The other way is a balanced pellet diet which has all the protein, carbohydrate, and fat needed for good production plus a supplement of vitamins and minerals to make up for any analysed deficiencies in the ingredients used.
Often people say but my birds don’t like the pellets misunderstand the instinctive drive (eat the grain, it has limited availability) as not liking the pellet. But in reality of the bird is hungry, it will eat almost anything, and the pellet form of diet is a balanced with all production nutrients included.
Use the pellet in the feed hopper, the birds are less likely to sort the feed if it is only pellets, and use the instinct for the grain to keep the birds digging over the shavings litter in the shed.
The last way is more difficult for a backyarder with small flocks. It is called free choice feeding, and it consists of a series of feeders each with a different type of grain, and one with a 50% protein supplement. The birds learn to balance their diet quite finely and vary the amount of each grain in accord with the weather and the status of lay of the flock.
Another common misunderstanding about diet is the concept that ïf the bird is laying well then it has all the nutrient it needs.
But when it comes to breeding, or to handling stress in hot weather, this is not necessarily true.

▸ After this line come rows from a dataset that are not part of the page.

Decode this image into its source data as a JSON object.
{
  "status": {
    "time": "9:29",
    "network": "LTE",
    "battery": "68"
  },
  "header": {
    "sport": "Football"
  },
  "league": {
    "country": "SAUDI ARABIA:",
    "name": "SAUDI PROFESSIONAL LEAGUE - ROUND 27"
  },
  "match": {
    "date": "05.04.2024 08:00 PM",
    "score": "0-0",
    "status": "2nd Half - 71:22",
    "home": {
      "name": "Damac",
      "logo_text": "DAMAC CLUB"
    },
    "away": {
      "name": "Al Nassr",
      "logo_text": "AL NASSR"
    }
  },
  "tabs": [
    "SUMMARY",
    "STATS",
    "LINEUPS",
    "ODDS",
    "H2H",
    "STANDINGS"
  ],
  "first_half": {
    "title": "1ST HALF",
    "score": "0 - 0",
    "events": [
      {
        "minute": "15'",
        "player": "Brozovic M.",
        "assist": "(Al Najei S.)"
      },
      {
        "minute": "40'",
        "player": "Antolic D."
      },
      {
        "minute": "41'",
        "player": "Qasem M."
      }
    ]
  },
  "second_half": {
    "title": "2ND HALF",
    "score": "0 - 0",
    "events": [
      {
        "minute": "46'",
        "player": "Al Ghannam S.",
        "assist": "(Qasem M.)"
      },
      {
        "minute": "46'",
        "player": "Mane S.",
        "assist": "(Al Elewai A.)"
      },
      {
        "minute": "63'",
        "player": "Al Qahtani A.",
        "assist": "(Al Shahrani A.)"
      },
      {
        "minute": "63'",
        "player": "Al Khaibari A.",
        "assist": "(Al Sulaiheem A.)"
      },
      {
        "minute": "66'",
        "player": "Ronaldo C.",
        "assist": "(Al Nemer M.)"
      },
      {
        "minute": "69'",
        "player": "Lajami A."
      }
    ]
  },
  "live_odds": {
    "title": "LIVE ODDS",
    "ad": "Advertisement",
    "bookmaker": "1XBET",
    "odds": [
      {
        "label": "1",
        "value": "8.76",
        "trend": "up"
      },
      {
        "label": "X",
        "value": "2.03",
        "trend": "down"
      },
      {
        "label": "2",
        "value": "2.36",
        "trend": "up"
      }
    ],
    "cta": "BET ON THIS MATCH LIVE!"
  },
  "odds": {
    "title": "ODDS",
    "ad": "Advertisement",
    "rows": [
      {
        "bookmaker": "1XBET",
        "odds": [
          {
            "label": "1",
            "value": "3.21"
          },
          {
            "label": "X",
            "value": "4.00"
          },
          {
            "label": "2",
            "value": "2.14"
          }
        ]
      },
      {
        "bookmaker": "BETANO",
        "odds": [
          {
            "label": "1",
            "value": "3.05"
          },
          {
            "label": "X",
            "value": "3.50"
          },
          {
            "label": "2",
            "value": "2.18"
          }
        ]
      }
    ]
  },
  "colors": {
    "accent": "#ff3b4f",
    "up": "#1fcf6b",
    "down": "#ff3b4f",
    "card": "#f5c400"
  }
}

If the bird has sufficient protein, carbohydrate, fat, water, and importantly light, then the bird will lay eggs.
However, the level of micro nutrients needed to allow proper hatch is another matter.
The level of micro nutrients demonstrably has a low effect on the rate of lay until the level is so low that the general health of the bird declines. It has an immediate effect on the ability of the embryos to develop, and has a dramatic effect on the hatch and quality of the chicks.
Its just like when a woman is having a baby. First thing the doctor does is recommend a range of micro nutrients to ensure proper growth of the baby.
Ideally, your incubator will be placed in an insulated room with a stable temperature over 15 degrees Celcius. A well ventilated room without doors, windows, excessive noise or vibrations is suitable for an egg incubator. Why? Windows and doors create air movement in rooms and potentially vibrations i.e. door slamming.
Ensure that any piece of equipment that contains electrical, digital parts has an accessible power point. Purchase a good quality power surge protection board and a UPS (uninterrupted power supply) to avoid the effects of brown outs.
When there is diurnal range i.e. cold nights and warm days, you may find your incubators condenses each morning, which will adversley affect your humidity levels.
Place incubator on a table with an insulated surface i.e.towel or felt, so that the surface is not excessively cold or hot. If there are draughts or cold air movement in the room, you can alleviate this by placing a cardboard surround around incubator or pillows to block cold air moving over incubator.
Place your incubator in a space that allows the incubator to perform at its best with your growing chicks.
see also Rcom Incubator Commonsense app